This doubt over who is real and who isn’t is there in the opening scene, which serves as the first introduction to one of the other parks. This one seemingly operates to provide guilt-free experiences of colonial exploitation: servants, game hunting, whites calling the shots. It’s an interesting difference to Westworld’s park, in that it’s ostensibly located in the British Raj, but closer to contemporary times than the wild West.
What it does do it show us the barriers between one park and the next (nondescript cliffs and waterways that could pass as any location) and what prevents hosts from travelling between them (security sensors). This sequence is timed to coincide with the host uprising, and so is effectively contemporaneous to most of the action we’ve seen in Westworld so far. However, the character of Grace has other plot reasons for being there other than to escape a tiger. She is shown looking at a hand drawn map with a logo similar to one we’ve seen on many Delos interfaces this season, and her arrival in the Westworld park lands her with the Ghost Nation.

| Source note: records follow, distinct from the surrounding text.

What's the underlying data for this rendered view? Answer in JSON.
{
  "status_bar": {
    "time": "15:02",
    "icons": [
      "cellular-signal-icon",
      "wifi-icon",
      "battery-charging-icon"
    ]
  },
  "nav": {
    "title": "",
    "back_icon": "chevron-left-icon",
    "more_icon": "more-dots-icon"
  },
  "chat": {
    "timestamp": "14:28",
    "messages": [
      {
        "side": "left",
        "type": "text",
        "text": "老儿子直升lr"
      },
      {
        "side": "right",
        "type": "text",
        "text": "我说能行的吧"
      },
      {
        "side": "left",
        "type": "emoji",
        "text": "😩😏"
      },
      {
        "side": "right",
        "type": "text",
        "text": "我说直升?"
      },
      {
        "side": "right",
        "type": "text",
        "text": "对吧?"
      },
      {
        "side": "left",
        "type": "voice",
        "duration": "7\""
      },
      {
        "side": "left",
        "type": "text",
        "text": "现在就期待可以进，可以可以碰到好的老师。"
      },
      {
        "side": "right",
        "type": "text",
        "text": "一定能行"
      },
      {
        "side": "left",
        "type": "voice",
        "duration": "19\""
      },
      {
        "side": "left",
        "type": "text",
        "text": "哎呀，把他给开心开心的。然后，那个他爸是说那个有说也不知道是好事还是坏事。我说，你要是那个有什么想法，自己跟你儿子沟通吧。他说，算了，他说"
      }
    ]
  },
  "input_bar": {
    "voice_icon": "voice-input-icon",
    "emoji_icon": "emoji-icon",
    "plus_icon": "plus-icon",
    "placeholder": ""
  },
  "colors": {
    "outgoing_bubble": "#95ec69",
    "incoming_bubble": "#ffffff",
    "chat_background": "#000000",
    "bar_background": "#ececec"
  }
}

The Ghost Nation appear elsewhere in the episode, in a wary encounter with Maeve’s troop. Their interest is in Sizemore, which allows for some good speculation. It’s too obvious that they want to just kill him because he’s not a host. They’ve operated on the margins of the story so far, but are undoubtedly connected to Stubbs after his Season 1 disappearance. That he is fine and present in the most recent timeline suggests while he was captured by them, he wasn’t harmed. Furthermore, they weren’t responding to his voice commands, which leads to the suspicion that someone (Elsie) reprogrammed them to look after her. So she recruits them, they get Stubbs on side, and then she sends them off for Sizemore. And now Grace. This potentially explains why Maeve’s commands wouldn’t work on them, and why Dolores has no place for them in the valley beyond. (Also: are Maeve’s memories real? Why would the Ghost Nation attack her in her role as a homesteader, which was meant to be a peaceful part of the park? Or are her memories a script, no different to Hector’s lost love? In which case, has it been scripted that she should long to get her daughter back because of this false memory?)

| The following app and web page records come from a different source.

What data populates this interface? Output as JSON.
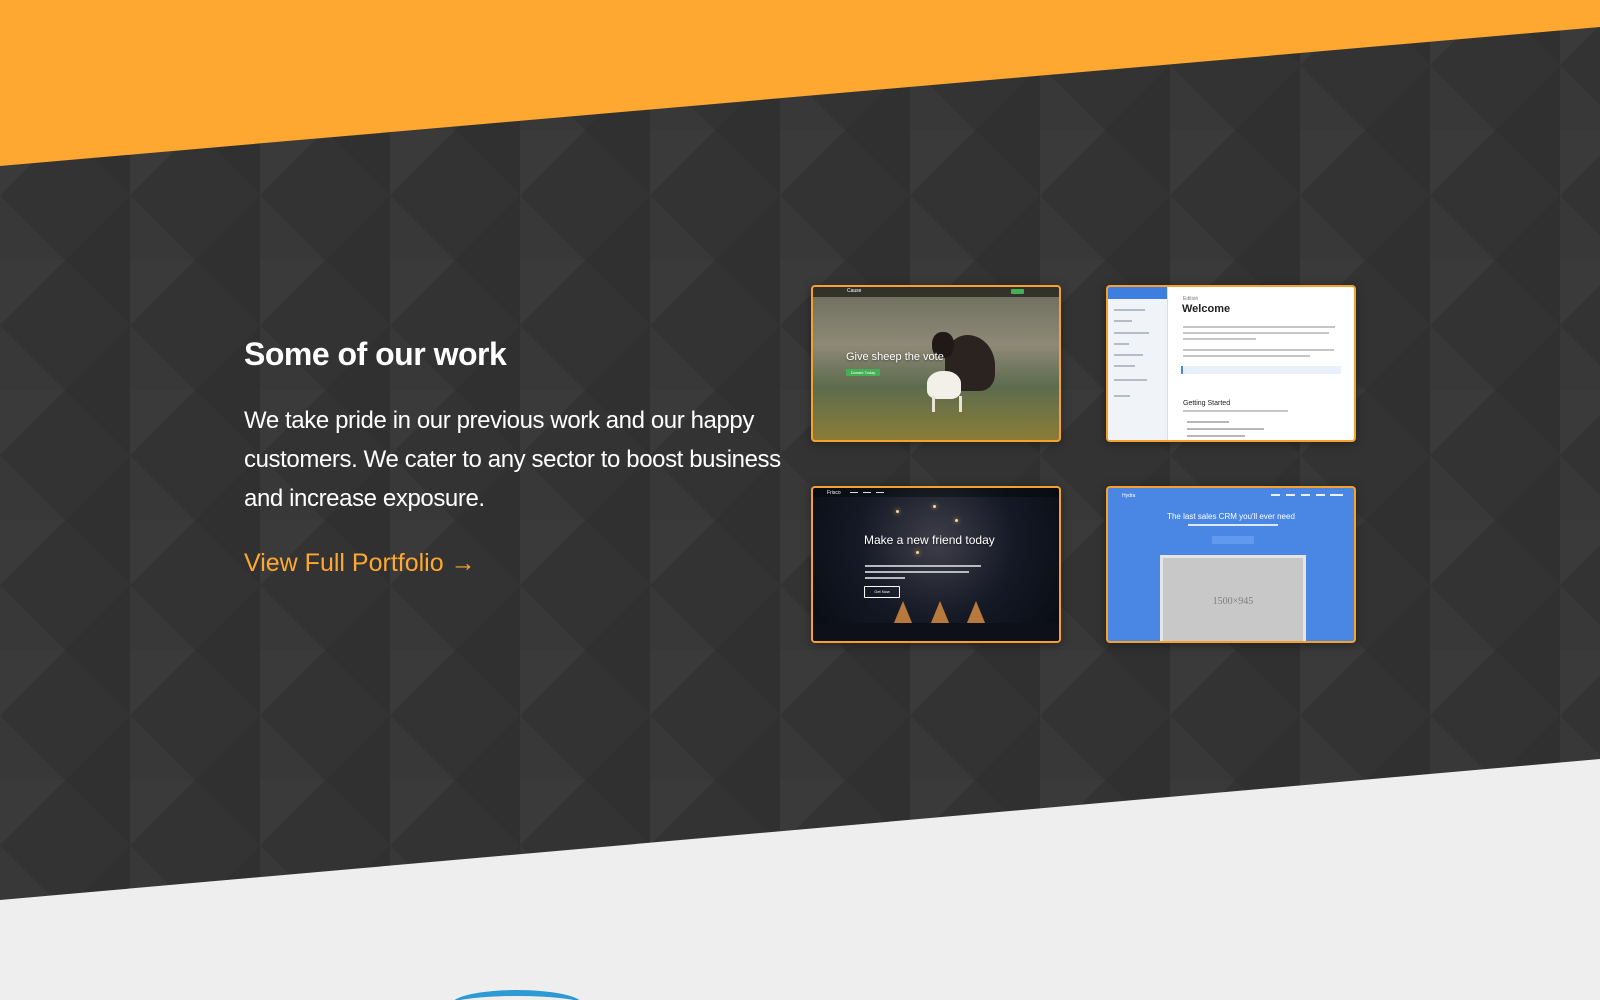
{
  "colors": {
    "accent": "#fea832",
    "dark_background": "#333333",
    "light_background": "#eeeeee",
    "title_text": "#ffffff",
    "crm_blue": "#4a87e4"
  },
  "portfolio": {
    "title": "Some of our work",
    "description": "We take pride in our previous work and our happy customers. We cater to any sector to boost business and increase exposure.",
    "link_label": "View Full Portfolio →",
    "link_icon": "right-arrow-icon"
  },
  "thumbnails": [
    {
      "brand": "Cause",
      "headline": "Give sheep the vote",
      "button": "Donate Today"
    },
    {
      "kicker": "Edition",
      "title": "Welcome",
      "subtitle": "Getting Started"
    },
    {
      "brand": "Frisco",
      "headline": "Make a new friend today",
      "button": "Get Now"
    },
    {
      "brand": "Hydra",
      "headline": "The last sales CRM you'll ever need",
      "placeholder_size": "1500×945"
    }
  ]
}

Some answers may be waiting in the next park along – Samurai? Shogun? – where Maeve, Sizemore, Hector, Armistice, Lutz and Sylvester find themselves. Sizemore immediately sees this place as far more dangerous than anything in Westworld, so potentially the parks are more exclusive, immersive, or dangerous, depending on what the guest wants and can pay for. There’s some big steps from hunting tigers, to gunfights, to rushing samurai.
Maeve is there for her daughter, but I’m guessing she will find some other raison d’etre in their inter-park visit. Dolores says she needs to go back to Sweetwater for some reason connected to her father’s abduction, but that much is obscure and seems unconnected to the weapon she wanted to find last episode. And is Abernathy still valuable now given his cognitive impairments and that Bernard has potentially taken his burden?
And finally, the most recent storyline (it is very difficult to discuss these in any coherent fashion) has Charlotte still alive, conversing with the Delos security team and Bernard, and still in search of Abernathy. Only three episodes into the season, and each week we get a further expanding and clarifying of the show’s horizons. What is this weapon? How is it connected to Delos’ overall plan and why does Old William want to burn it all down? And then, do the hosts get out of the park? Some of this, I suspect, we’ll get before the end.